It’s definitely a treat to see such big-name artists in a setting other than a huge venue, the real gems of Tiny Desk concerts lie within their videos of smaller artists that you might be able to catch at a house show someday. It’s absolutely glorious to see these artists pour their hearts out into these little performances for the folks at NPR–and the emotions can range from thundering rage to shining happiness.

The saxophone-and-drum trio Moon Hooch gave what was perhaps the most passionate, energetic, and sweaty Tiny Desk Concert of all time. These guys aren’t the saxophonists from your local marching band–their sound is more akin to the musical screaming of punk infused with the complex melodies of jazz and the infectious rhythms of dance music. These guys have an almost inhuman amount of energy, and it’s enthralling to witness.
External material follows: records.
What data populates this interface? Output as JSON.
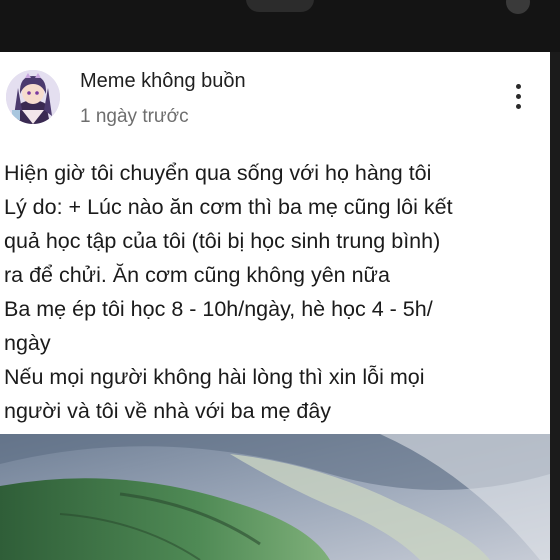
{
  "post": {
    "author": "Meme không buồn",
    "time": "1 ngày trước",
    "more_icon": "more-vertical-icon",
    "avatar_icon": "anime-girl-avatar",
    "lines": [
      "Hiện giờ tôi chuyển qua sống với họ hàng tôi",
      "Lý do: + Lúc nào ăn cơm thì ba mẹ cũng lôi kết",
      "quả học tập của tôi (tôi bị học sinh trung bình)",
      "ra để chửi. Ăn cơm cũng không yên nữa",
      "Ba mẹ ép tôi học 8 - 10h/ngày, hè học 4 - 5h/",
      "ngày",
      "Nếu mọi người không hài lòng thì xin lỗi mọi",
      "người và tôi về nhà với ba mẹ đây"
    ]
  },
  "colors": {
    "card_background": "#ffffff",
    "screen_background": "#141414",
    "text_primary": "#1b1b1b",
    "text_secondary": "#6e6e6e",
    "media_green": "#3f7a45"
  }
}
Their set is nonstop, and it kind of makes you want to get up and off the Internet so you can go make something as stirring as Moon Hooch’s music.

The electronic duo Sylvan brings a completely different kind of energy to the tiny desk. Though their music is similar to that of Moon Hooch with its dancy beats and propensity to get people to move, NPR employees on their lunch break aren’t always in the mood for such wild abandon. The pair plays some of the enchanting softer songs from their self-titled debut and singer Amelia Meath jokes about the subdued nature of the concert-goings in an utterly charming manner. It taps into a lovely little awkwardness and subtle that you wouldn’t be able to find anywhere else in the world of live music videos.

One of my personal favorite Tiny Desk Concerts comes from The Music Tapes. Fronted by indie legend of Neutral Milk Hotel fame, Julian Koster, these guys deliver a sweet and whimsical Christmas special that’ll make your day brighter anytime of the year. Complete with singing saws, disarming childhood stories, and one of the greatest hats of all time, this Tiny Desk is one of the best things on YouTube. If you’re in the right mood, it might make you cry. It’s just so inventive and creative– Koster is one of the most genuinely kind people on the planet, and this Tiny Desk is a record of something truly wonderful, and the world is lucky to have it. But I’ll let you judge that for yourself.

There’s so much music out in the world–yet it’s still so difficult to find something to fit your tastes. That’s where Tiny Desk Concerts come in to save the day! There’s something in the seemingly endless catalogue of shows for everyone–from the finest hip hop to the wildest classical. Discovering new artists that you’d never find on your own or even think that you’d be interested in listening to is probably the most rewarding part of consistently checking out new Tiny Desk Concerts. I’ve become a fan of bands after finding them through Tiny Desks. Go search through–try something new. You’re bound to find something you’re interested in!